The powerful, resolute and organised China side, well familiar with Brisbane and the Suncorp surface, will provide a stern test that the Socceroos must pass to set up a potential semi-final in Newcastle against Japan.

There had been a bit of noise from Robbie Kruse in the build-up about the stadium’s surface, and Postecoglou mentioned the impact this had on his team’s passing in his post match comments on Fox Sports and in the press room.

Australia’s manager and his players must now focus and get the negativity about the Suncorp surface out of their heads, for it’s clear that Alain Perrin and his men will be relishing playing at a place they now see as their lucky charm.

If Brisbane ball boy Stephen White is on duty on Thursday, they might feel even more comfortable.

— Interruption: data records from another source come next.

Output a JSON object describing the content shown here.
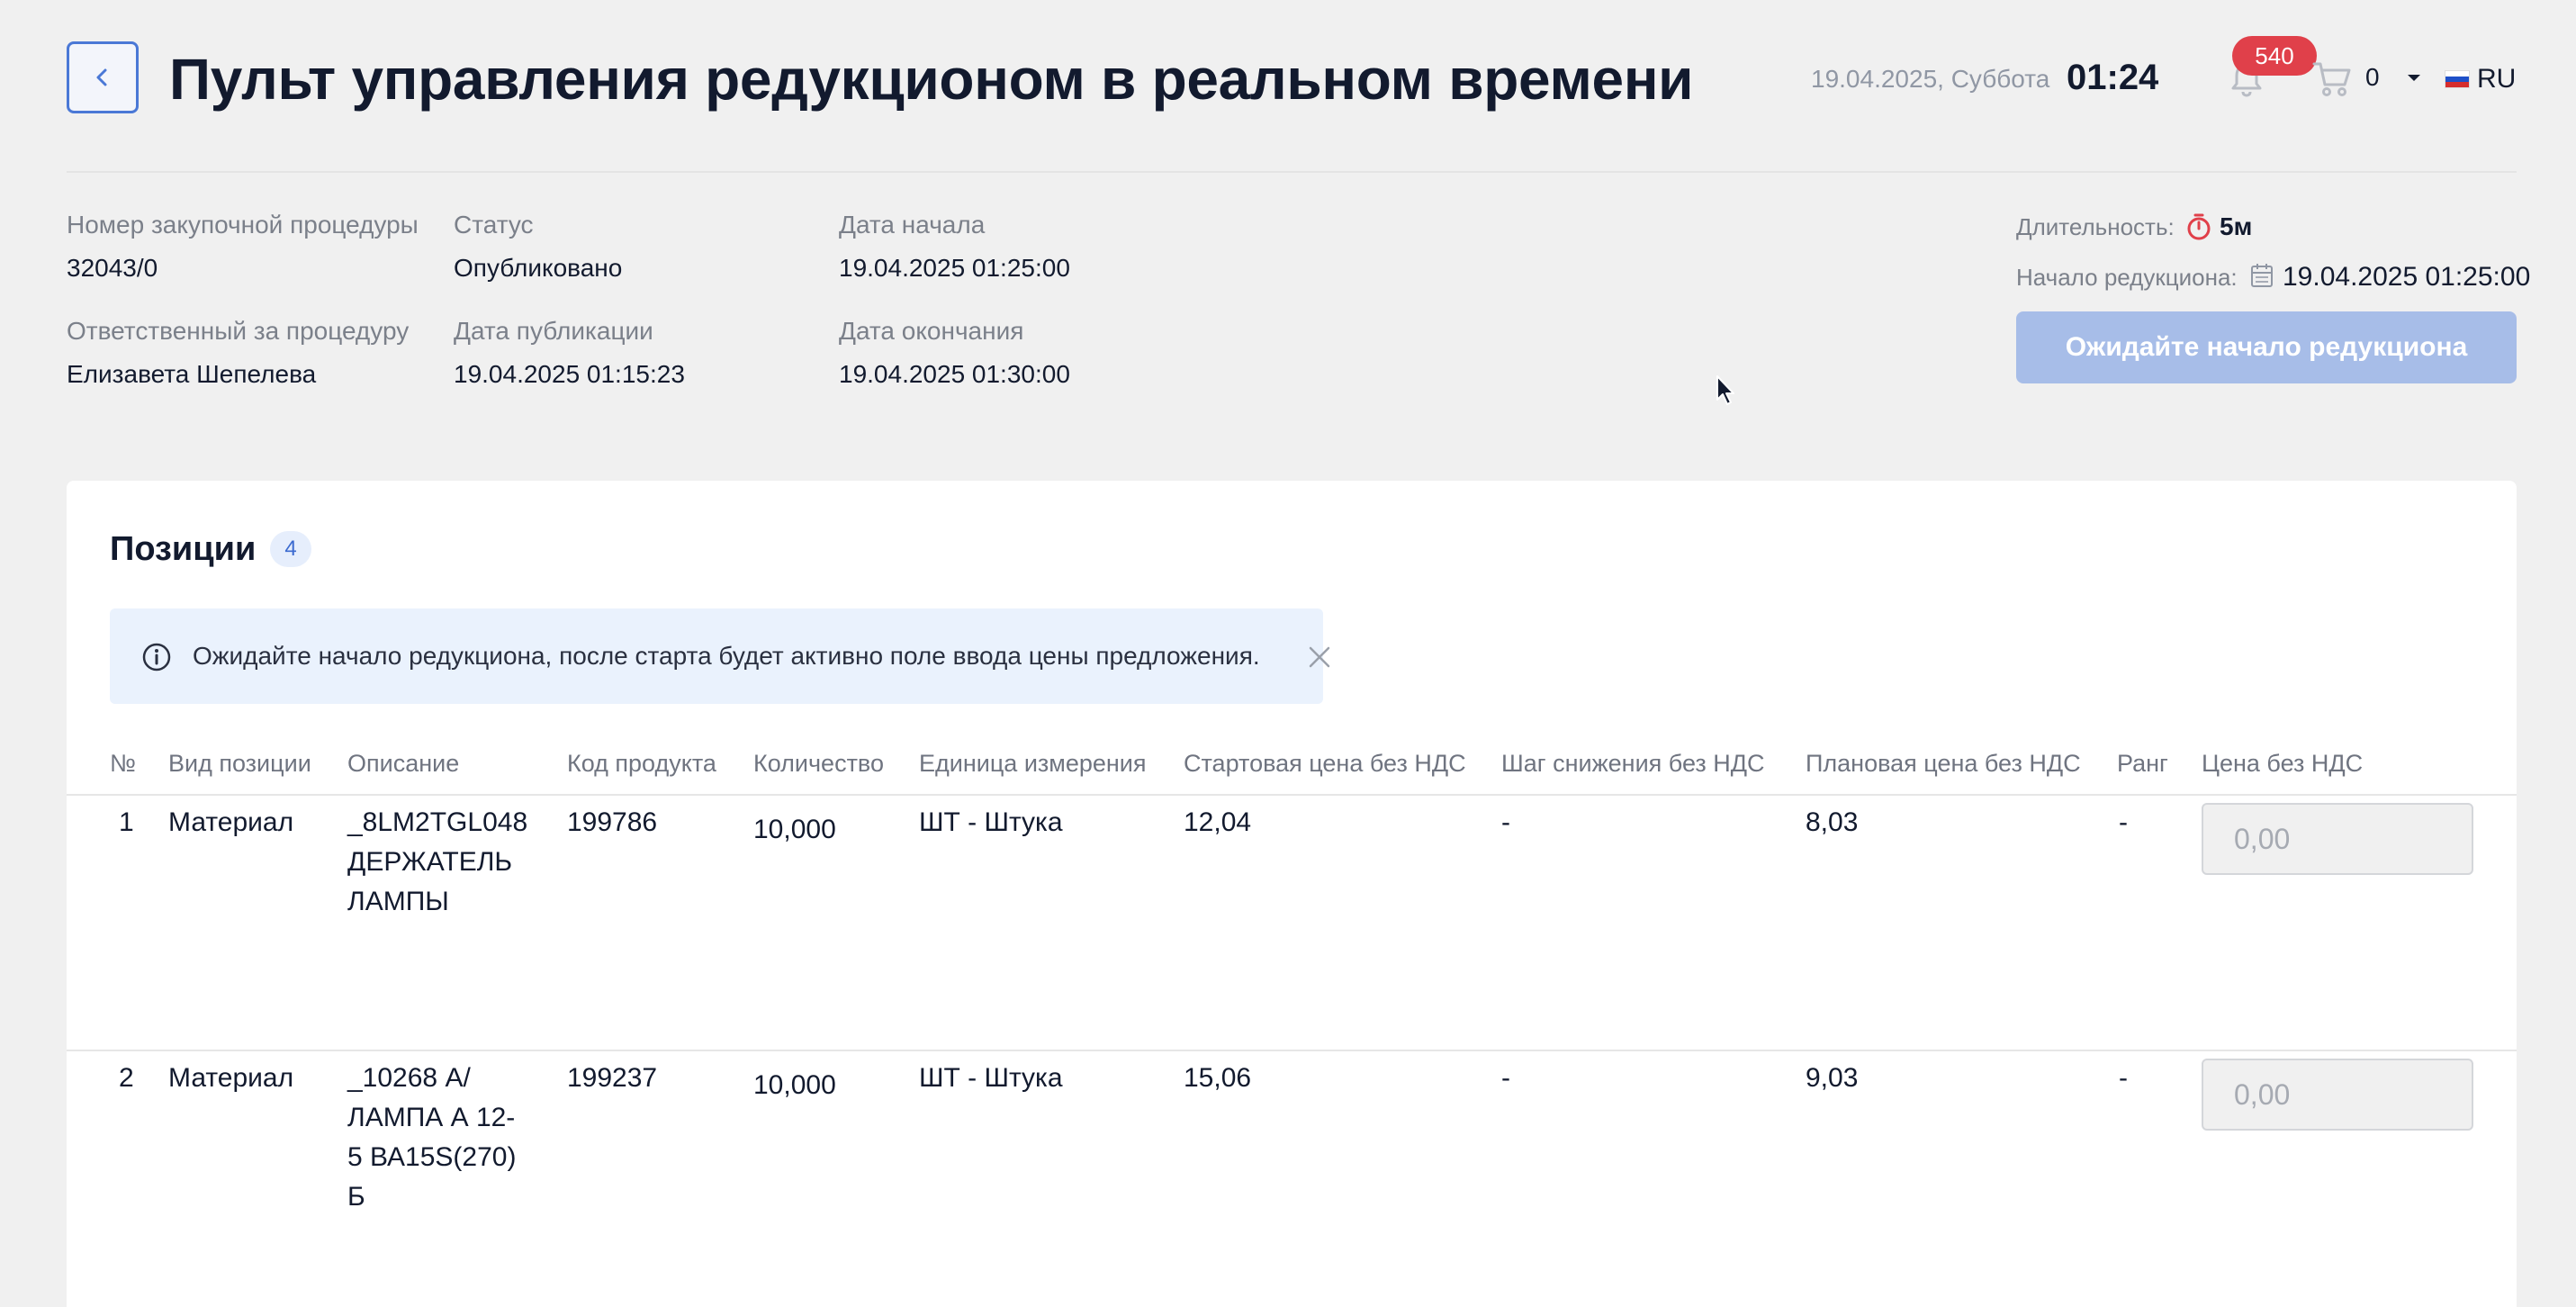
{
  "header": {
    "title": "Пульт управления редукционом в реальном времени",
    "date": "19.04.2025, Суббота",
    "time": "01:24",
    "notifications_count": "540",
    "cart_count": "0",
    "language": "RU"
  },
  "procedure": {
    "number_label": "Номер закупочной процедуры",
    "number_value": "32043/0",
    "responsible_label": "Ответственный за процедуру",
    "responsible_value": "Елизавета Шепелева",
    "status_label": "Статус",
    "status_value": "Опубликовано",
    "published_label": "Дата публикации",
    "published_value": "19.04.2025 01:15:23",
    "start_label": "Дата начала",
    "start_value": "19.04.2025 01:25:00",
    "end_label": "Дата окончания",
    "end_value": "19.04.2025 01:30:00"
  },
  "auction": {
    "duration_label": "Длительность:",
    "duration_value": "5м",
    "start_label": "Начало редукциона:",
    "start_value": "19.04.2025 01:25:00",
    "wait_button": "Ожидайте начало редукциона"
  },
  "positions": {
    "title": "Позиции",
    "count": "4",
    "alert_text": "Ожидайте начало редукциона, после старта будет активно поле ввода цены предложения.",
    "columns": [
      "№",
      "Вид позиции",
      "Описание",
      "Код продукта",
      "Количество",
      "Единица измерения",
      "Стартовая цена без НДС",
      "Шаг снижения без НДС",
      "Плановая цена без НДС",
      "Ранг",
      "Цена без НДС"
    ],
    "rows": [
      {
        "num": "1",
        "type": "Материал",
        "description": [
          "_8LM2TGL048",
          "ДЕРЖАТЕЛЬ",
          "ЛАМПЫ"
        ],
        "code": "199786",
        "quantity": "10,000",
        "unit": "ШТ - Штука",
        "start_price": "12,04",
        "step": "-",
        "planned_price": "8,03",
        "rank": "-",
        "price_placeholder": "0,00"
      },
      {
        "num": "2",
        "type": "Материал",
        "description": [
          "_10268 А/",
          "ЛАМПА А 12-",
          "5 ВА15S(270)",
          "Б"
        ],
        "code": "199237",
        "quantity": "10,000",
        "unit": "ШТ - Штука",
        "start_price": "15,06",
        "step": "-",
        "planned_price": "9,03",
        "rank": "-",
        "price_placeholder": "0,00"
      }
    ]
  },
  "colors": {
    "accent": "#4a78d6",
    "badge": "#e0404a",
    "disabled_button": "#a7bde8",
    "alert_bg": "#eaf2fd"
  }
}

What they may lack technically China make up for through sheer hard work, and the uneven surface certainly helps level things up from their perspective.  

In truth, it wasn’t so much the surface that sunk the Roos on Saturday night, but their own wastefulness and the fact that we saw the real South Korea, the one I was impressed enough with pre-tournament to think they could be the team to beat.


Despite losing two very influential central midfielders in Park Joo-ho and Koo Ja-Cheol on either side of half-time, they defended with real conviction, even if they had to rely on a couple of brilliant Kim Jin-hyeon saves late.

Early on the defensive set-up of Stielike was exceptional, pressing the Socceroos high and making it difficult for the defence to get out through Mark Milligan or Matt McKay.

The flanks too were blocked by excellent defensive work of Lee Kuen-ho and Kim Jin-su on the left and Han Kyo-won and Kim Chang-soo on the right.

Stielike recognised that Australia’s wide-men like to play tight and allow the fullbacks to get forward, but they blocked the avenues of Ivan Franjic and Aziz Behich.

In the first half it was often the clever movement and penetration of Massimo Luongo that gave the Roos the creativity to break into the top third, and had Tomi Juric and James Troisi been more clinical it might have been a less anxious evening.

Instead the Socceroos went behind and then played with tension chasing. Not for the first time this tournament they were caught unprepared at a set piece, but this time the punishment was maximum.

Expecting a Korean long throw, the Roos switched off momentarily when Korea went short, with three players drawn to Ki Sung-yeung, allowing Lee Kuen-ho to drift in behind the ball-watching Nathan Burns and set up front man Lee Jeong-hyeop for an impressive finish at the near post.

Burns got his starting opportunity here, but his defensive lapse was critical.


While Postecoglou’s changes didn’t really have the desired effect, with Juric and Troisi also missing good chances, and Behich struggling, Stielike pretty much got everything right.

Early on, the work of Ki, Park and Koo in the centre of midfield was excellent, Ki and Koo giving Korea plenty on the ball while Park bossed proceedings until a Burns elbow caught him.

Koo in particular will be missed if he doesn’t recover from what looked a serious arm injury.

But it wasn’t just the midfield where Stielike found winners. The work of his back four was arguably the most convincing of a tournament where they have won three games 1-0.

Meanwhile, Lee Jeong-hyeop caused the Roos defence plenty of issues, eventually leading to Matt Spiranovic earning a yellow card that will see him miss the quarter-final.

Postecoglou now has a bit of work to do to get his players focused and his plans and tactics right for China on Thursday.

While it seems likely he will revert to his first choice front three of Robbie Kruse, Tim Cahill and Mat Leckie, he also has to decide if McKay has done enough in the past two games and whether Mile Jedinak comes back in for Mark Milligan.

At the back Postecoglou has indicated Alex Wilkinson will come in for Spiranovic, and it’s likely Jason Davidson will put pressure on Behich.


Having five days to recover, and with six or seven changes likely, Postecoglou will have a fresh team, but more important is that the Roos take a no excuses approach, don’t look too far ahead and focus only on China.